Officially known as OV-104, Space Shuttle Atlantis the fourth space-ready shuttle to be developed NASA and the last to go into orbit was actually its biggest workhorse, flying more crew and equipment off of the Earth’s surface than any other NASA spaceship. It was named after the Woods Hole Oceanographic Institute in Massachusetts’ research vessel that studied marine life from two onboard labs during the period from 1930 to 1966. The vessel was itself of a pioneering breed, being the first to map the ocean floor using electronic sound generators.

Far from a mere dogsbody Space Shuttle Atlantis, was a shuttle of firsts, of lasts and, like its namesake, of major discoveries.

8 Cool Facts about Space Shuttle Atlantis:

- It was the first to dock with Russian space station Mir, although interestingly is the only space shuttle that does not have a shuttle-to-station power connection. Essentially it lacked the extension cord to plug it in whilst in orbit, and could only fly for a maximum of a fortnight.

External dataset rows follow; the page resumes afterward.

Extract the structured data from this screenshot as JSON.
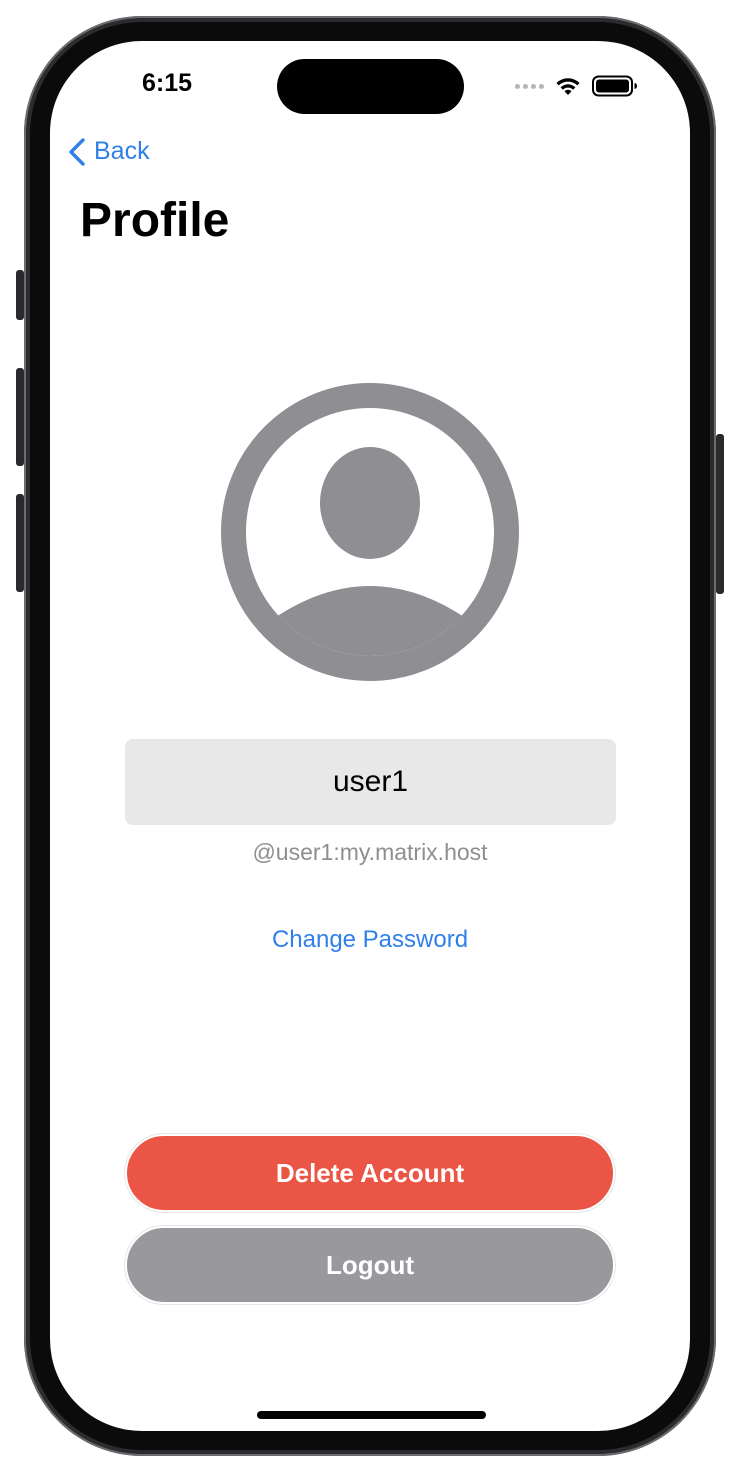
{
  "status_bar": {
    "time": "6:15"
  },
  "nav": {
    "back_label": "Back",
    "back_icon": "chevron-left-icon"
  },
  "page": {
    "title": "Profile"
  },
  "profile": {
    "avatar_icon": "person-circle-icon",
    "display_name": "user1",
    "user_id": "@user1:my.matrix.host",
    "change_password_label": "Change Password"
  },
  "actions": {
    "delete_label": "Delete Account",
    "logout_label": "Logout"
  },
  "colors": {
    "accent": "#2f80e9",
    "delete": "#ea5545",
    "logout": "#98989d",
    "avatar": "#8e8e93",
    "field_bg": "#e8e8e8"
  }
}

- From Space Shuttle Atlantis NASA captured the first close up images of an asteroid hitting a planet – namely when the Shoemaker-Levy 9 comet smashed into Jupiter in 1994.

- Atlantis delivered former Chief Scientist of NASA Dr Shannon Lucid for her record-breaking endurance for a single mission in space. Space Shuttle Atlantis chauffeured her home on September 26, 1996, after Dr Lucid managed to travel 75.2 million miles in 188 days, 4 hours and 14 seconds. Expedition 14 Flight Engineer Suni Williams in fact surpassed this record in 2007. Dr Lucid retired from NASA in January this year.

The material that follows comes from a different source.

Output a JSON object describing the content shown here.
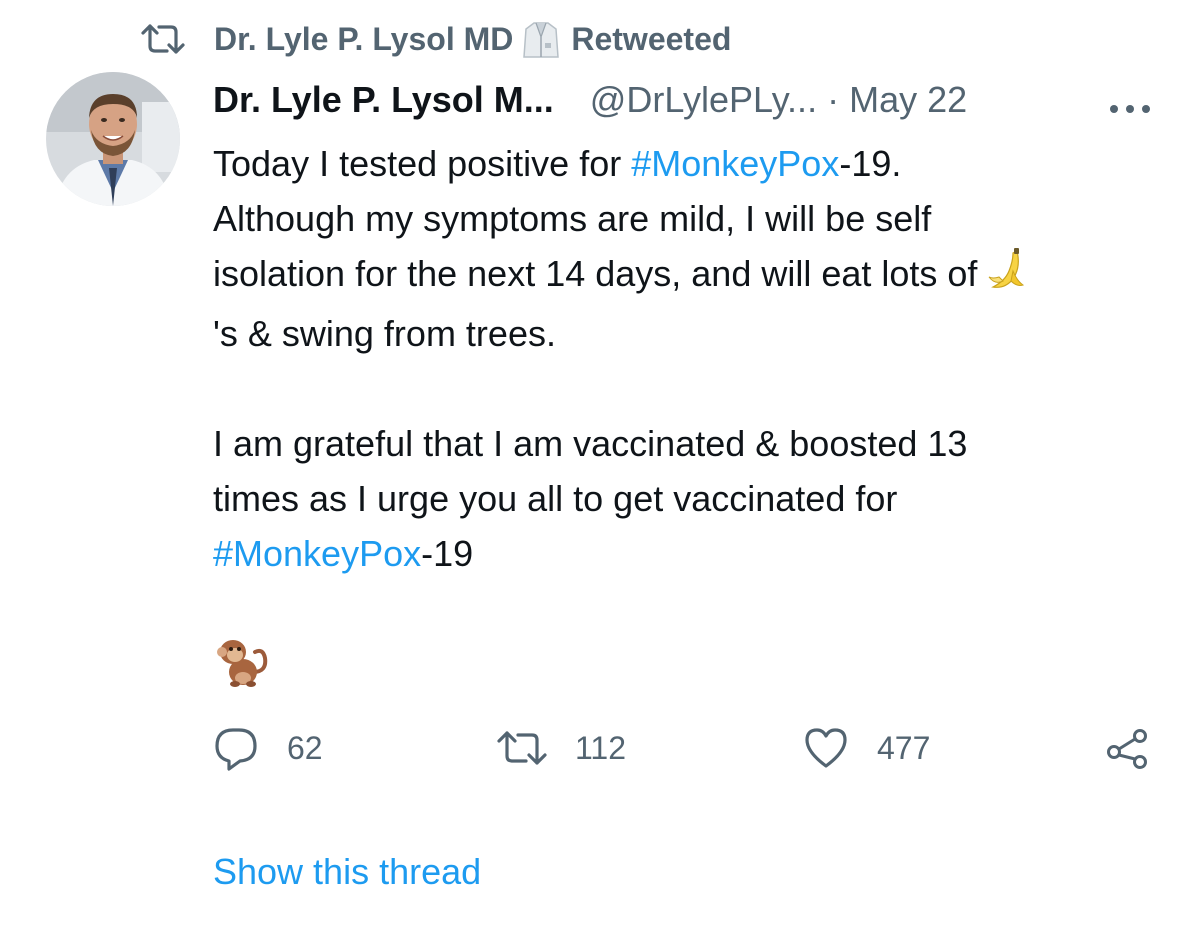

Dr Shannon Lucid on Mir after Space Shuttle Atlantis Mission

Dr Shannon Lucid reads the Mir instruction manual

 

- As the last space shuttle to visit the Hubble Space Telescope, crew from the Space Shuttle Atlantis installed the Wide Field Camera 3 and Cosmic Origins spectrograph. This was the last service to the telescope before being sent on a voyage deep into space. The Wide Field Camera 3 is so-called because of a remarkable ability to capture a wide range of colours and wavelengths from ultraviolet to near infrared.

Space Shuttle Atlantis delivered Wide Field Camera 3

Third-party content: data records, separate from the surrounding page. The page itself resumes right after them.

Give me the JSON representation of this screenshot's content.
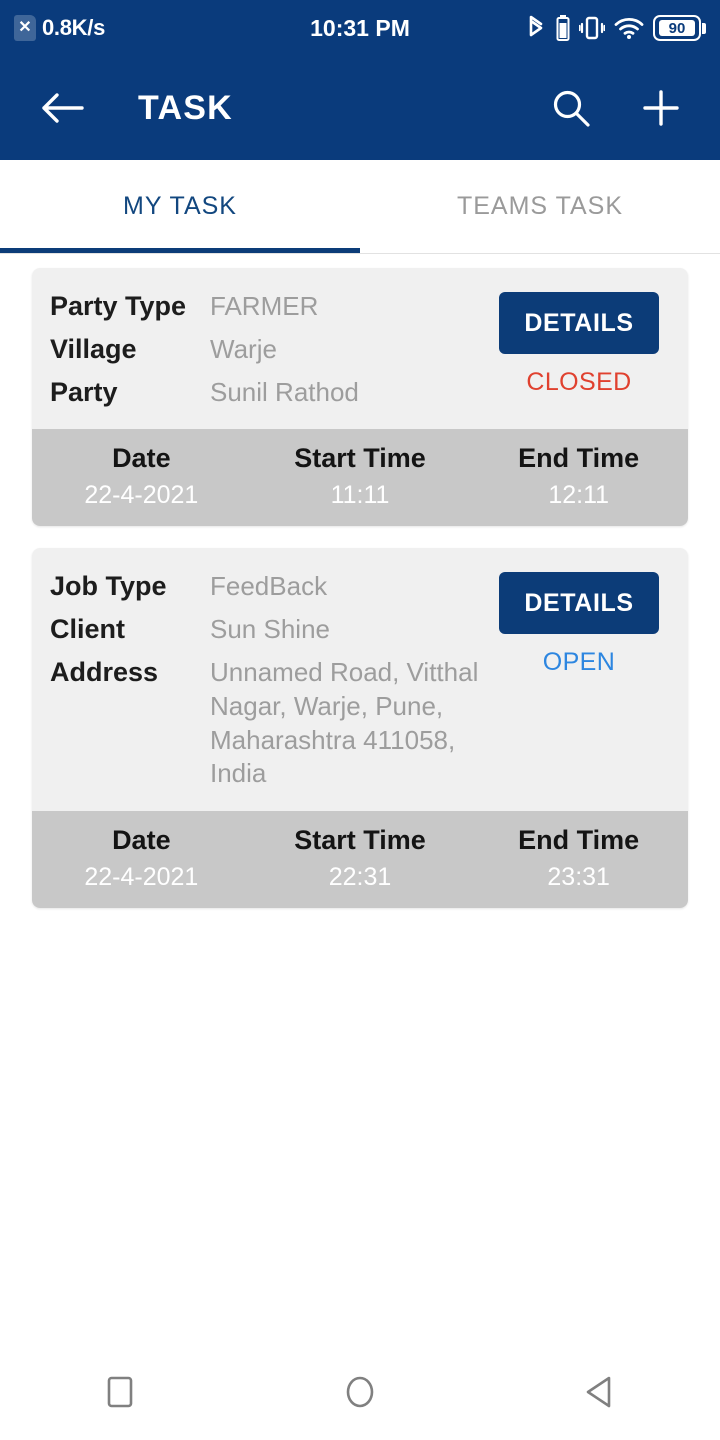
{
  "status_bar": {
    "sim_icon": "sim-card-x-icon",
    "network_speed": "0.8K/s",
    "clock": "10:31 PM",
    "icons": [
      "bluetooth-icon",
      "battery-small-icon",
      "vibrate-icon",
      "wifi-icon"
    ],
    "battery_level": "90"
  },
  "app_bar": {
    "back_icon": "arrow-left-icon",
    "title": "TASK",
    "search_icon": "search-icon",
    "add_icon": "plus-icon"
  },
  "tabs": [
    {
      "label": "MY TASK",
      "active": true
    },
    {
      "label": "TEAMS TASK",
      "active": false
    }
  ],
  "colors": {
    "primary": "#0a3b7c",
    "button": "#0c3c78",
    "closed": "#e0412f",
    "open": "#2d86e0",
    "card_top": "#f0f0f0",
    "card_bottom": "#c8c8c8"
  },
  "task_cards": [
    {
      "fields": [
        {
          "label": "Party Type",
          "value": "FARMER"
        },
        {
          "label": "Village",
          "value": "Warje"
        },
        {
          "label": "Party",
          "value": "Sunil Rathod"
        }
      ],
      "details_label": "DETAILS",
      "status": "CLOSED",
      "status_color": "#e0412f",
      "schedule": {
        "date_header": "Date",
        "start_header": "Start Time",
        "end_header": "End Time",
        "date": "22-4-2021",
        "start": "11:11",
        "end": "12:11"
      }
    },
    {
      "fields": [
        {
          "label": "Job Type",
          "value": "FeedBack"
        },
        {
          "label": "Client",
          "value": "Sun Shine"
        },
        {
          "label": "Address",
          "value": "Unnamed Road, Vitthal Nagar, Warje, Pune, Maharashtra 411058, India"
        }
      ],
      "details_label": "DETAILS",
      "status": "OPEN",
      "status_color": "#2d86e0",
      "schedule": {
        "date_header": "Date",
        "start_header": "Start Time",
        "end_header": "End Time",
        "date": "22-4-2021",
        "start": "22:31",
        "end": "23:31"
      }
    }
  ],
  "nav_bar": {
    "recents_icon": "square-icon",
    "home_icon": "circle-icon",
    "back_icon": "triangle-left-icon"
  }
}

Grand star-forming region in R136 in NGC 2070 (Wide Field Camera 3, delivered to Hubble By Space Shuttle Atlantis, mapped the visible, ultraviolet and infrared parts) (photo: NASA)

 

- We have Atlantis partly to thank for knowing what we do about our solar system. In 1989, the vessel launched the Magellan spacecraft, which has mapped 98% of the surface of Venus, and the Galileo interplanetary probe towards Jupiter. Galileo reached Jupiter in 1995. In April 1991, Space Shuttle Atlantis launched the second of NASA’s ‘Great Observatories’ – the Gamma Ray Observatory (GRO), an X-ray and gamma-ray-detecting set of space telescopes.

- In its lifetime, Space Shuttle Atlantis has covered more distance than there is between the Earth and the Sun.

- In the eight-minute period after launch, Space Shuttle Atlantis accelerated to more than 28,000 kph. That’s nine times the speed of a rifle bullet.

Launch of Space Shuttle Atlantis

Space Shuttle Atlantis Launches from Kennedy Space Center

- The first ever tweet from space came from aboard Space Shuttle Atlantis. As @Astro_Mike, astronaut Michael J Massimino wrote on May 11, 2009: “From orbit: Launch was awesome!! I am feeling great, working hard, & enjoying the magnificent views, the adventure of a lifetime has begun!”

A momentously bittersweet occasion, one can only hope that people who come to pay their respects continue to be bowled over by this feat of human endeavour.

So long Atlantis, you did us proud.